SAVANNAH, Ga. (WSAV) – The Georgia Board of Education passed a resolution last week that condemns some teaching about race.
The measure doesn’t specifically name critical race theory, but it’s growing more controversial and seems to be the point of the vote.
Board Chair Scott Sweeney told other members that the resolution sets a foundation for standards while local education authorities are responsible for curriculum.
The resolution does affirm the state board will work to prevent the promotion of any divisive ideologies based on race or sex from being incorporated into Georgia’s K-12 public education standards.
“We want to encourage people to teach the facts,” Sweeney said. “Is there racism within the country? Absolutely, all right. Is the entire country racist?
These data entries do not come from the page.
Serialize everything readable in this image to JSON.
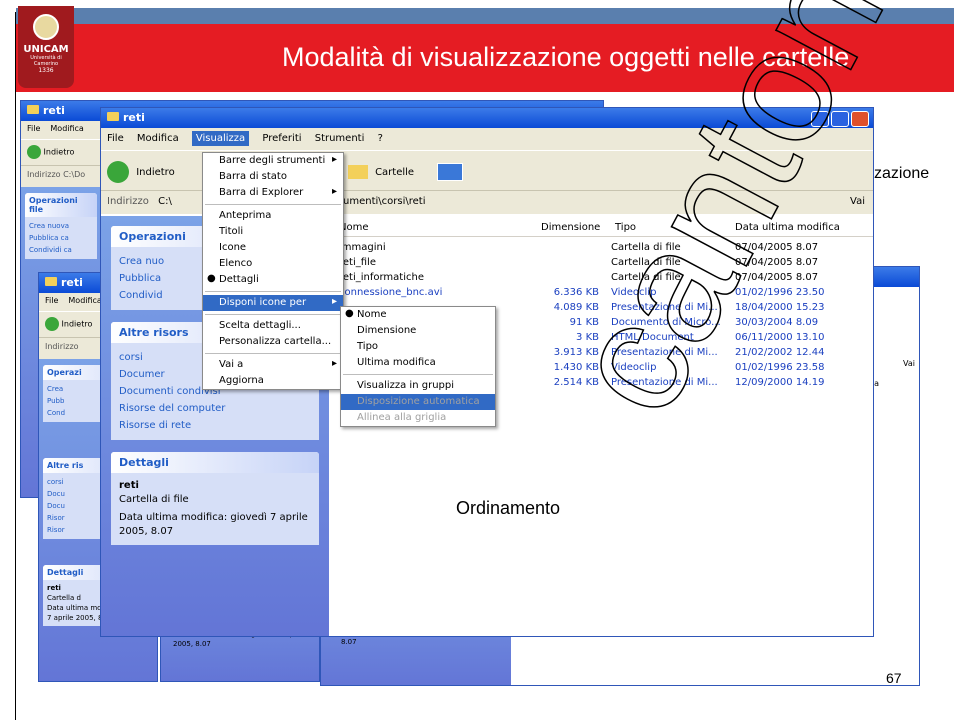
{
  "slide": {
    "title": "Modalità di visualizzazione oggetti nelle cartelle",
    "logo_text": "UNICAM",
    "logo_sub": "Università di Camerino",
    "logo_year": "1336",
    "caption_ordinamento": "Ordinamento",
    "caption_zazione": "zazione",
    "page_number": "67",
    "watermark": "cantoni"
  },
  "window": {
    "title": "reti",
    "menubar": [
      "File",
      "Modifica",
      "Visualizza",
      "Preferiti",
      "Strumenti",
      "?"
    ],
    "toolbar": {
      "back": "Indietro",
      "folders": "Cartelle"
    },
    "address_label": "Indirizzo",
    "address_value": "C:\\",
    "address_path": "umenti\\corsi\\reti",
    "go_label": "Vai",
    "columns": [
      "Nome",
      "Dimensione",
      "Tipo",
      "Data ultima modifica"
    ],
    "files": [
      {
        "name": "immagini",
        "size": "",
        "type": "Cartella di file",
        "date": "07/04/2005 8.07"
      },
      {
        "name": "reti_file",
        "size": "",
        "type": "Cartella di file",
        "date": "07/04/2005 8.07"
      },
      {
        "name": "reti_informatiche",
        "size": "",
        "type": "Cartella di file",
        "date": "07/04/2005 8.07"
      },
      {
        "name": "connessione_bnc.avi",
        "size": "6.336 KB",
        "type": "Videoclip",
        "date": "01/02/1996 23.50"
      },
      {
        "name": "",
        "size": "4.089 KB",
        "type": "Presentazione di Mi...",
        "date": "18/04/2000 15.23"
      },
      {
        "name": "",
        "size": "91 KB",
        "type": "Documento di Micro...",
        "date": "30/03/2004 8.09"
      },
      {
        "name": "",
        "size": "3 KB",
        "type": "HTML Document",
        "date": "06/11/2000 13.10"
      },
      {
        "name": "",
        "size": "3.913 KB",
        "type": "Presentazione di Mi...",
        "date": "21/02/2002 12.44"
      },
      {
        "name": "",
        "size": "1.430 KB",
        "type": "Videoclip",
        "date": "01/02/1996 23.58"
      },
      {
        "name": "",
        "size": "2.514 KB",
        "type": "Presentazione di Mi...",
        "date": "12/09/2000 14.19"
      }
    ],
    "sidebar": {
      "ops_title": "Operazioni",
      "ops_items": [
        "Crea nuo",
        "Pubblica",
        "Condivid"
      ],
      "other_title": "Altre risors",
      "other_items": [
        "corsi",
        "Documer",
        "Documenti condivisi",
        "Risorse del computer",
        "Risorse di rete"
      ],
      "details_title": "Dettagli",
      "details_name": "reti",
      "details_type": "Cartella di file",
      "details_date": "Data ultima modifica: giovedì 7 aprile 2005, 8.07"
    }
  },
  "back_windows": {
    "title": "reti",
    "menu_file": "File",
    "menu_modifica": "Modifica",
    "back": "Indietro",
    "address": "Indirizzo",
    "address_value": "C:\\Do",
    "ops_title": "Operazioni file",
    "ops_items": [
      "Crea nuova",
      "Pubblica ca",
      "Condividi ca"
    ],
    "other_title": "Altre ris",
    "other_items": [
      "corsi",
      "Docu",
      "Docu",
      "Risor",
      "Risor"
    ],
    "details_title": "Dettagli",
    "details_name": "reti",
    "details_type": "Cartella d",
    "details_date": "Data ultima modifica: giovedì 7 aprile 2005, 8.07",
    "right_vai": "Vai",
    "right_fica": "fica",
    "opera_short": "Operazi",
    "crea_short": "Crea",
    "pubb_short": "Pubb",
    "cond_short": "Cond"
  },
  "view_menu": {
    "items": [
      {
        "label": "Barre degli strumenti",
        "submenu": true
      },
      {
        "label": "Barra di stato"
      },
      {
        "label": "Barra di Explorer",
        "submenu": true
      },
      {
        "sep": true
      },
      {
        "label": "Anteprima"
      },
      {
        "label": "Titoli"
      },
      {
        "label": "Icone"
      },
      {
        "label": "Elenco"
      },
      {
        "label": "Dettagli",
        "checked": true
      },
      {
        "sep": true
      },
      {
        "label": "Disponi icone per",
        "submenu": true,
        "selected": true
      },
      {
        "sep": true
      },
      {
        "label": "Scelta dettagli..."
      },
      {
        "label": "Personalizza cartella..."
      },
      {
        "sep": true
      },
      {
        "label": "Vai a",
        "submenu": true
      },
      {
        "label": "Aggiorna"
      }
    ]
  },
  "arrange_menu": {
    "items": [
      {
        "label": "Nome",
        "checked": true
      },
      {
        "label": "Dimensione"
      },
      {
        "label": "Tipo"
      },
      {
        "label": "Ultima modifica"
      },
      {
        "sep": true
      },
      {
        "label": "Visualizza in gruppi"
      },
      {
        "label": "Disposizione automatica",
        "selected": true,
        "disabled": true
      },
      {
        "label": "Allinea alla griglia",
        "disabled": true
      }
    ]
  }
}
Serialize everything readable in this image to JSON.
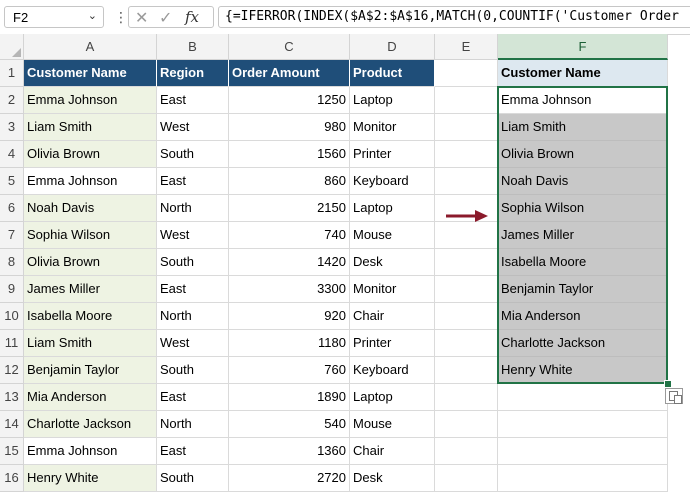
{
  "formula_bar": {
    "name_box": "F2",
    "name_box_dropdown_icon": "chevron-down-icon",
    "more_icon": "vertical-dots-icon",
    "cancel_glyph": "✕",
    "confirm_glyph": "✓",
    "fx_glyph": "fx",
    "formula": "{=IFERROR(INDEX($A$2:$A$16,MATCH(0,COUNTIF('Customer Order"
  },
  "columns": [
    "A",
    "B",
    "C",
    "D",
    "E",
    "F"
  ],
  "rows": [
    "1",
    "2",
    "3",
    "4",
    "5",
    "6",
    "7",
    "8",
    "9",
    "10",
    "11",
    "12",
    "13",
    "14",
    "15",
    "16"
  ],
  "table": {
    "headers": [
      "Customer Name",
      "Region",
      "Order Amount",
      "Product"
    ],
    "rows": [
      [
        "Emma Johnson",
        "East",
        "1250",
        "Laptop"
      ],
      [
        "Liam Smith",
        "West",
        "980",
        "Monitor"
      ],
      [
        "Olivia Brown",
        "South",
        "1560",
        "Printer"
      ],
      [
        "Emma Johnson",
        "East",
        "860",
        "Keyboard"
      ],
      [
        "Noah Davis",
        "North",
        "2150",
        "Laptop"
      ],
      [
        "Sophia Wilson",
        "West",
        "740",
        "Mouse"
      ],
      [
        "Olivia Brown",
        "South",
        "1420",
        "Desk"
      ],
      [
        "James Miller",
        "East",
        "3300",
        "Monitor"
      ],
      [
        "Isabella Moore",
        "North",
        "920",
        "Chair"
      ],
      [
        "Liam Smith",
        "West",
        "1180",
        "Printer"
      ],
      [
        "Benjamin Taylor",
        "South",
        "760",
        "Keyboard"
      ],
      [
        "Mia Anderson",
        "East",
        "1890",
        "Laptop"
      ],
      [
        "Charlotte Jackson",
        "North",
        "540",
        "Mouse"
      ],
      [
        "Emma Johnson",
        "East",
        "1360",
        "Chair"
      ],
      [
        "Henry White",
        "South",
        "2720",
        "Desk"
      ]
    ]
  },
  "result": {
    "header": "Customer Name",
    "values": [
      "Emma Johnson",
      "Liam Smith",
      "Olivia Brown",
      "Noah Davis",
      "Sophia Wilson",
      "James Miller",
      "Isabella Moore",
      "Benjamin Taylor",
      "Mia Anderson",
      "Charlotte Jackson",
      "Henry White"
    ]
  },
  "colors": {
    "header_fill": "#1f4e79",
    "highlight_fill": "#eef3e3",
    "result_fill": "#c8c8c8",
    "selection": "#217346",
    "arrow": "#8b1a2b"
  },
  "icons": {
    "arrow": "right-arrow-icon",
    "paste_options": "paste-options-icon"
  }
}
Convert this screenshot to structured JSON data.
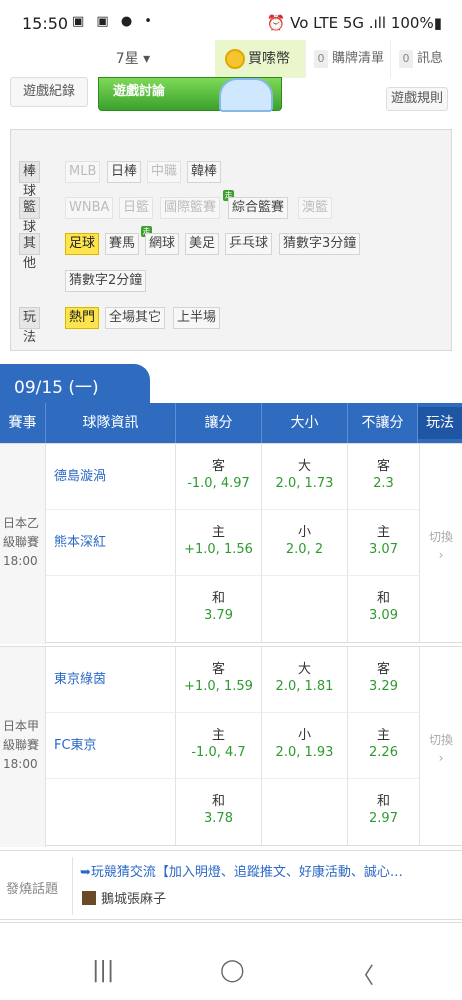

I don’t agree with that.”
Dr. Jamal Toure, a Savannah historian and college professor, says the theory is being politicized.
“What we should really be focused on is history which is about honesty, telling everyone’s story and all facets of those stories,” Toure said.
While the state board says this is not about dividing any groups, Toure says in the past, Georgia’s education system has often left out the true stories of minorities.
“We’ve seen division, we’ve seen that with regards to the tales that have been told that make some people look inferior and other people look superior when really, it’s not true,” said Toure.
The resolution, among other things, lists that the U.S. is not a racist country and that Georgia is not a racist state. When the vote was taken last Thursday, most board members supported, it but two did not, including Kenneth Mason, who is African American.
“The statement, when I read it, made me feel like I didn’t belong,” Mason said. “Because it excused the existence of racism.”
Georgia Gov. Brian Kemp would not agree.
The board acted after receiving a letter from the governor two weeks ago. He said at the time that he had had complaints from parents.
“I think the board made a great decision,” Kemp told WSAV last Friday when he was in Bryan County.
“I felt like the way the system works in Georgia, per the (state) Constitution, and that since we have a constitutionally elected state school superintendent and a board that governs the superintendent, that they should have a public process to deal with critical race theory,” said Kemp.
The governor said that “we need to make sure that we’re teaching the facts and not teaching an agenda.”
After the board passed the resolution last Thursday, the governor’s campaign sent out emails regarding the resolution and asked for donations.
Toure says that critical race theory has become a political football.
“Those who are caught up in ideologies who are now trying to clammer for votes,” he said.
“This is an easy target for people now to go run around and rally around when really they should rally round the flag of truth,” Toure added.